My test was positive - what does that mean?
A positive HIV test means that you are HIV positive. This means the HIV virus was found in your body. Being HIV-positive means that you could infect others with HIV if you have unprotected sex or share needles, so be sure to practice safe sex and clean your works and share your status with any future sexual partners.
A positive result is an important medical message that may help you stay healthy and extend your life. You should contact a doctor, especially one who is experienced with treating persons who are HIV-infected. You and your doctor can monitor your health and take advantage of the advances made in HIV treatment. If you learn about your status by testing, you have a chance to slow or prevent some of the possible negative health outcomes. Even if you didn't get tested, HIV would present itself at some point as an infection or damage to your immune system. And, if you wait for HIV disease to present itself, many of your best medical options would already be lost.
My test was negative - what does that mean?
A negative test result means that no HIV antibodies were found in your body. It can take a few weeks up to 3 months for antibodies to HIV to be detectable in a person's body. So, if your possible exposure was less than 3 months ago, your body might not have had time to produce antibodies and you will need to have another test later. But if there was no possible exposure in the last 3 months, you can feel certain you do not have HIV antibodies in your body.

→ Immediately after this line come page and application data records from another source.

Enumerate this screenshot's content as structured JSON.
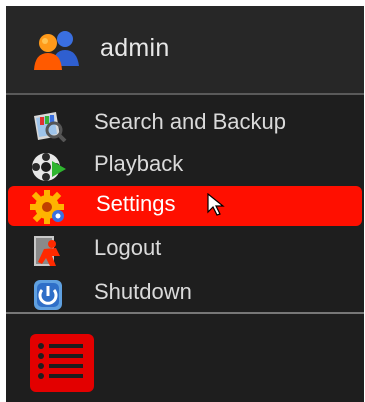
{
  "header": {
    "user": "admin",
    "icon": "users-icon"
  },
  "menu": {
    "items": [
      {
        "label": "Search and Backup",
        "icon": "search-backup-icon",
        "selected": false
      },
      {
        "label": "Playback",
        "icon": "playback-icon",
        "selected": false
      },
      {
        "label": "Settings",
        "icon": "settings-icon",
        "selected": true
      },
      {
        "label": "Logout",
        "icon": "logout-icon",
        "selected": false
      },
      {
        "label": "Shutdown",
        "icon": "power-icon",
        "selected": false
      }
    ]
  },
  "footer": {
    "icon": "list-icon"
  },
  "colors": {
    "background": "#1e1e1e",
    "selected": "#ff0f00",
    "footer_button": "#e30000"
  }
}
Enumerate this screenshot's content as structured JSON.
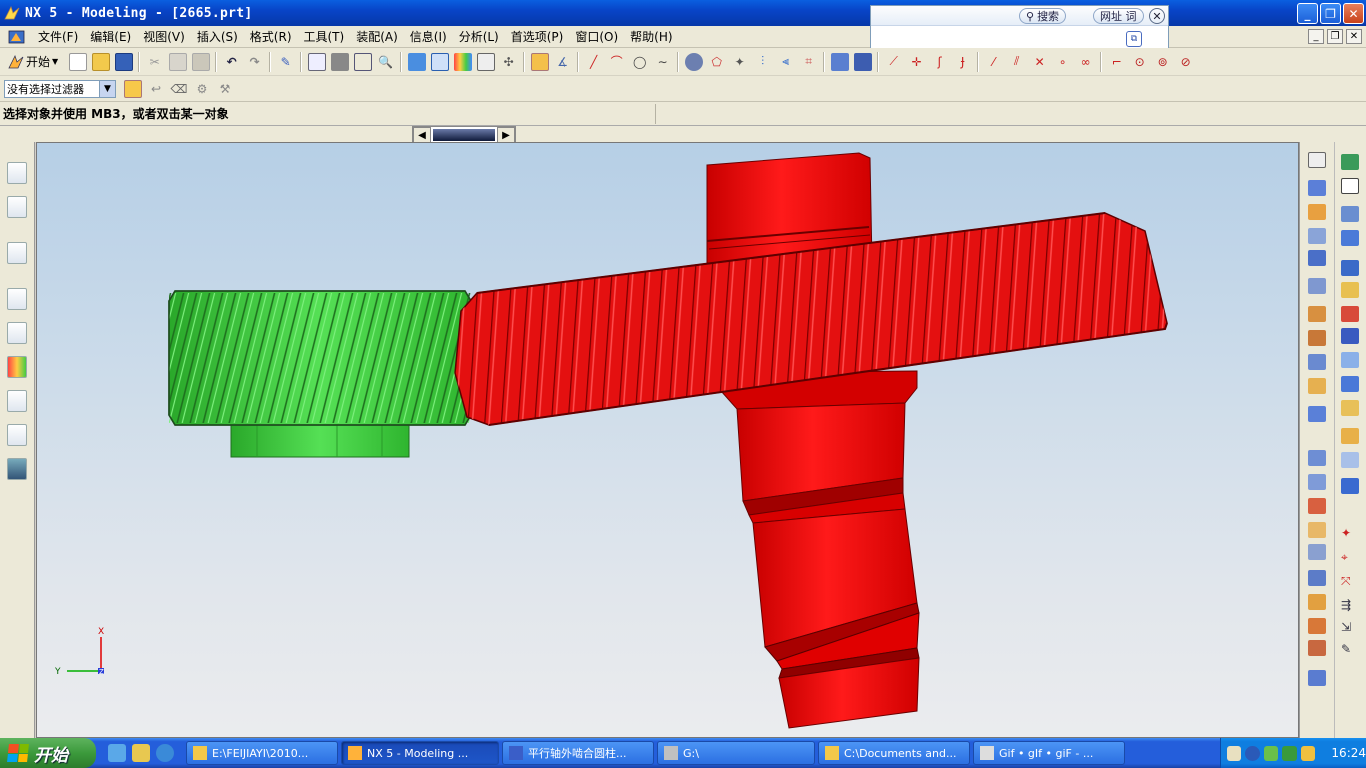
{
  "window": {
    "title": "NX 5 - Modeling - [2665.prt]",
    "buttons": [
      "_",
      "❐",
      "✕"
    ]
  },
  "search_widget": {
    "search_label": "搜索",
    "url_label": "网址 词",
    "close": "✕"
  },
  "menu": {
    "items": [
      "文件(F)",
      "编辑(E)",
      "视图(V)",
      "插入(S)",
      "格式(R)",
      "工具(T)",
      "装配(A)",
      "信息(I)",
      "分析(L)",
      "首选项(P)",
      "窗口(O)",
      "帮助(H)"
    ]
  },
  "toolbar": {
    "start_label": "开始",
    "filter_value": "没有选择过滤器"
  },
  "cueline": {
    "text": "选择对象并使用 MB3，或者双击某一对象"
  },
  "viewport": {
    "triad": {
      "x_label": "X",
      "y_label": "Y",
      "z_label": "Z"
    },
    "colors": {
      "pinion": "#3fcf3f",
      "gear": "#ee0e0e"
    }
  },
  "taskbar": {
    "start_label": "开始",
    "tasks": [
      {
        "label": "E:\\FEIJIAYI\\2010...",
        "icon": "folder-icon"
      },
      {
        "label": "NX 5 - Modeling ...",
        "icon": "nx-icon",
        "active": true
      },
      {
        "label": "平行轴外啮合圆柱...",
        "icon": "word-icon"
      },
      {
        "label": "G:\\",
        "icon": "drive-icon"
      },
      {
        "label": "C:\\Documents and...",
        "icon": "folder-icon"
      },
      {
        "label": "Gif • gIf • giF - ...",
        "icon": "gif-icon"
      }
    ],
    "clock": "16:24"
  }
}
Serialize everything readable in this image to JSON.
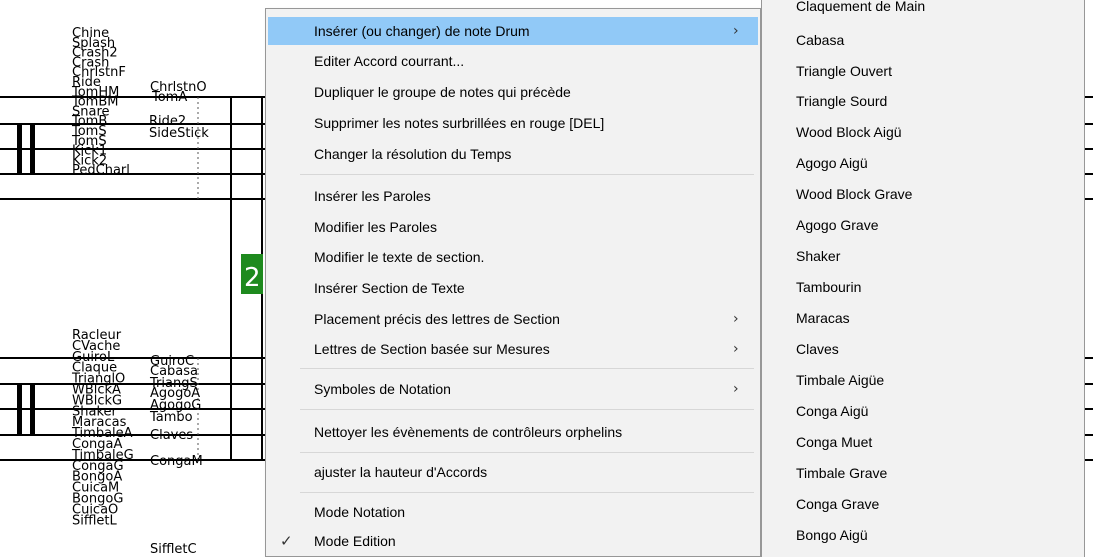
{
  "staff": {
    "upper": {
      "col1": [
        "Chine",
        "Splash",
        "Crash2",
        "Crash",
        "ChrlstnF",
        "Ride",
        "TomHM",
        "TomBM",
        "Snare",
        "TomB",
        "TomS",
        "TomS",
        "Kick1",
        "Kick2",
        "PedCharl"
      ],
      "col2": [
        "ChrlstnO",
        "TomA",
        "Ride2",
        "SideStick"
      ]
    },
    "lower": {
      "col1": [
        "Racleur",
        "CVache",
        "GuiroL",
        "Claque",
        "TrianglO",
        "WBlckA",
        "WBlckG",
        "Shaker",
        "Maracas",
        "TimbaleA",
        "CongaA",
        "TimbaleG",
        "CongaG",
        "BongoA",
        "CuicaM",
        "BongoG",
        "CuicaO",
        "SiffletL"
      ],
      "col2": [
        "GuiroC",
        "Cabasa",
        "TriangS",
        "AgogoA",
        "AgogoG",
        "Tambo",
        "Claves",
        "CongaM",
        "SiffletC"
      ]
    },
    "measure_marker": "2"
  },
  "context_menu": {
    "items": [
      {
        "label": "Insérer (ou changer) de note Drum",
        "submenu": true,
        "highlighted": true
      },
      {
        "label": "Editer Accord courrant..."
      },
      {
        "label": "Dupliquer le groupe de notes qui précède"
      },
      {
        "label": "Supprimer les notes surbrillées en rouge  [DEL]"
      },
      {
        "label": "Changer la résolution du Temps"
      },
      {
        "label": "Insérer les Paroles"
      },
      {
        "label": "Modifier les Paroles"
      },
      {
        "label": "Modifier le texte de section."
      },
      {
        "label": "Insérer Section de Texte"
      },
      {
        "label": "Placement précis des lettres de Section",
        "submenu": true
      },
      {
        "label": "Lettres de Section basée sur Mesures",
        "submenu": true
      },
      {
        "label": "Symboles de Notation",
        "submenu": true
      },
      {
        "label": "Nettoyer les évènements de contrôleurs orphelins"
      },
      {
        "label": "ajuster la hauteur d'Accords"
      },
      {
        "label": "Mode Notation"
      },
      {
        "label": "Mode Edition",
        "checked": true
      }
    ],
    "arrow_glyph": "›",
    "check_glyph": "✓"
  },
  "drum_submenu": {
    "items": [
      "Claquement de Main",
      "Cabasa",
      "Triangle Ouvert",
      "Triangle Sourd",
      "Wood Block Aigü",
      "Agogo Aigü",
      "Wood Block Grave",
      "Agogo Grave",
      "Shaker",
      "Tambourin",
      "Maracas",
      "Claves",
      "Timbale Aigüe",
      "Conga Aigü",
      "Conga Muet",
      "Timbale Grave",
      "Conga Grave",
      "Bongo Aigü"
    ]
  },
  "colors": {
    "highlight": "#91c9f7",
    "menu_bg": "#f2f2f2",
    "marker_green": "#1e8a1e"
  }
}
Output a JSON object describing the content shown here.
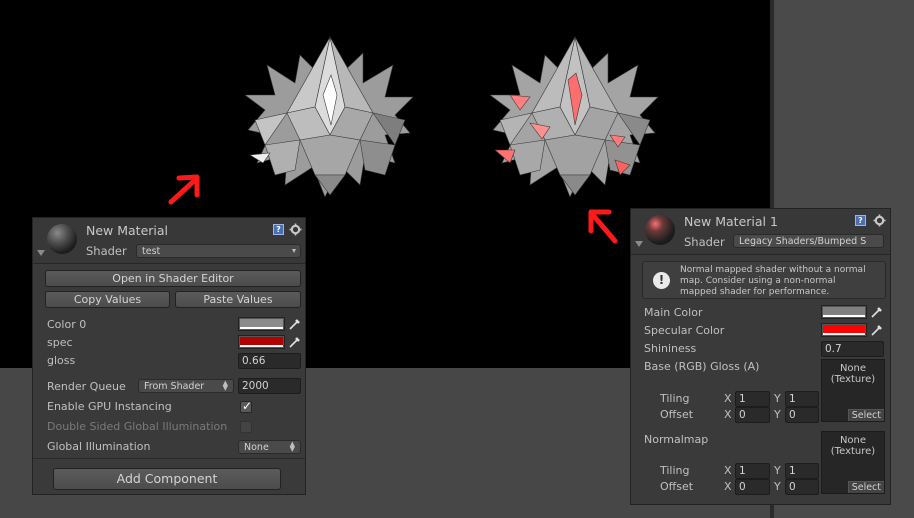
{
  "scene": {
    "colors": {
      "background": "#000000",
      "floor": "#474747",
      "arrow": "#ff1a1a"
    }
  },
  "inspector_left": {
    "title": "New Material",
    "shader_label": "Shader",
    "shader_value": "test",
    "open_shader_editor": "Open in Shader Editor",
    "copy_values": "Copy Values",
    "paste_values": "Paste Values",
    "properties": {
      "color0": {
        "label": "Color 0",
        "color": "#8c8c8c"
      },
      "spec": {
        "label": "spec",
        "color": "#b30000"
      },
      "gloss": {
        "label": "gloss",
        "value": "0.66"
      }
    },
    "render_queue": {
      "label": "Render Queue",
      "mode": "From Shader",
      "value": "2000"
    },
    "gpu_instancing": {
      "label": "Enable GPU Instancing",
      "checked": true
    },
    "double_sided_gi": {
      "label": "Double Sided Global Illumination",
      "checked": false
    },
    "global_illumination": {
      "label": "Global Illumination",
      "value": "None"
    },
    "add_component": "Add Component"
  },
  "inspector_right": {
    "title": "New Material 1",
    "shader_label": "Shader",
    "shader_value": "Legacy Shaders/Bumped S",
    "help_lines": [
      "Normal mapped shader without a normal",
      "map. Consider using a non-normal",
      "mapped shader for performance."
    ],
    "main_color": {
      "label": "Main Color",
      "color": "#808080"
    },
    "specular_color": {
      "label": "Specular Color",
      "color": "#ff0000"
    },
    "shininess": {
      "label": "Shininess",
      "value": "0.7"
    },
    "base_texture": {
      "label": "Base (RGB) Gloss (A)",
      "slot_line1": "None",
      "slot_line2": "(Texture)",
      "select": "Select",
      "tiling_label": "Tiling",
      "offset_label": "Offset",
      "x_label": "X",
      "y_label": "Y",
      "tiling_x": "1",
      "tiling_y": "1",
      "offset_x": "0",
      "offset_y": "0"
    },
    "normalmap": {
      "label": "Normalmap",
      "slot_line1": "None",
      "slot_line2": "(Texture)",
      "select": "Select",
      "tiling_label": "Tiling",
      "offset_label": "Offset",
      "x_label": "X",
      "y_label": "Y",
      "tiling_x": "1",
      "tiling_y": "1",
      "offset_x": "0",
      "offset_y": "0"
    }
  }
}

There is a period of time between the time of infection and the time that an HIV test can detect the antibodies of an HIV infection, called the "window period." People who are in this window period may receive a negative test result, but are in fact positive and can transmit the infection to other people. This is why it is important to get tested again if you have engaged in any risky behaviors. A negative test does not mean that you are immune to HIV or that you may not get it in the future.
A negative test only tells you about your status, not your partner's status. Every exposure to HIV does not result in becoming infected. Testing should not be used as a way to protect you from HIV.
My test was indeterminate or inconclusive, what does that mean? What about an invalid test?
Only a Western Blot test can yield indeterminate or inconclusive results. This test is performed on a whole blood specimen at a lab. It means that, of all the sign of HIV that are possible to recognize, only a few were recognized on the test. Therefore, a confirmed positive or negative result could not be determined by the test.
An invalid test is only a possibility with a rapid HIV test. Invalid means that the test was unable to be interpreted, either related to an operator error, problem with specimen collected, or manufacturer error.
What is the difference between anonymous and confidential testing?
The words "confidential" and "anonymous" are often confused.
Confidential HIV Testing means the testing center records the person's name along with the results of his/her test. The only people with access to your test results are medical personnel and the state health department.
Anonymous HIV Testing means that no name is ever given to the testing center and only the person who is having the test is aware of the results. But if you don't return for your results, the testing center will have no way to contact you.
Everyone being tested for HIV should have a choice of testing confidentially or anonymously. Louisiana offers anonymous testing and mandates doctors to report HIV positive test results.
How can I become a volunteer peer educator?
To become a volunteer peer educator please send an email with your name, contact information, and a brief statement on why you are interested in SU-HAPP to Darnell Pledger, Program Coordinator at firstname.lastname@example.org or call (225) 771-3010.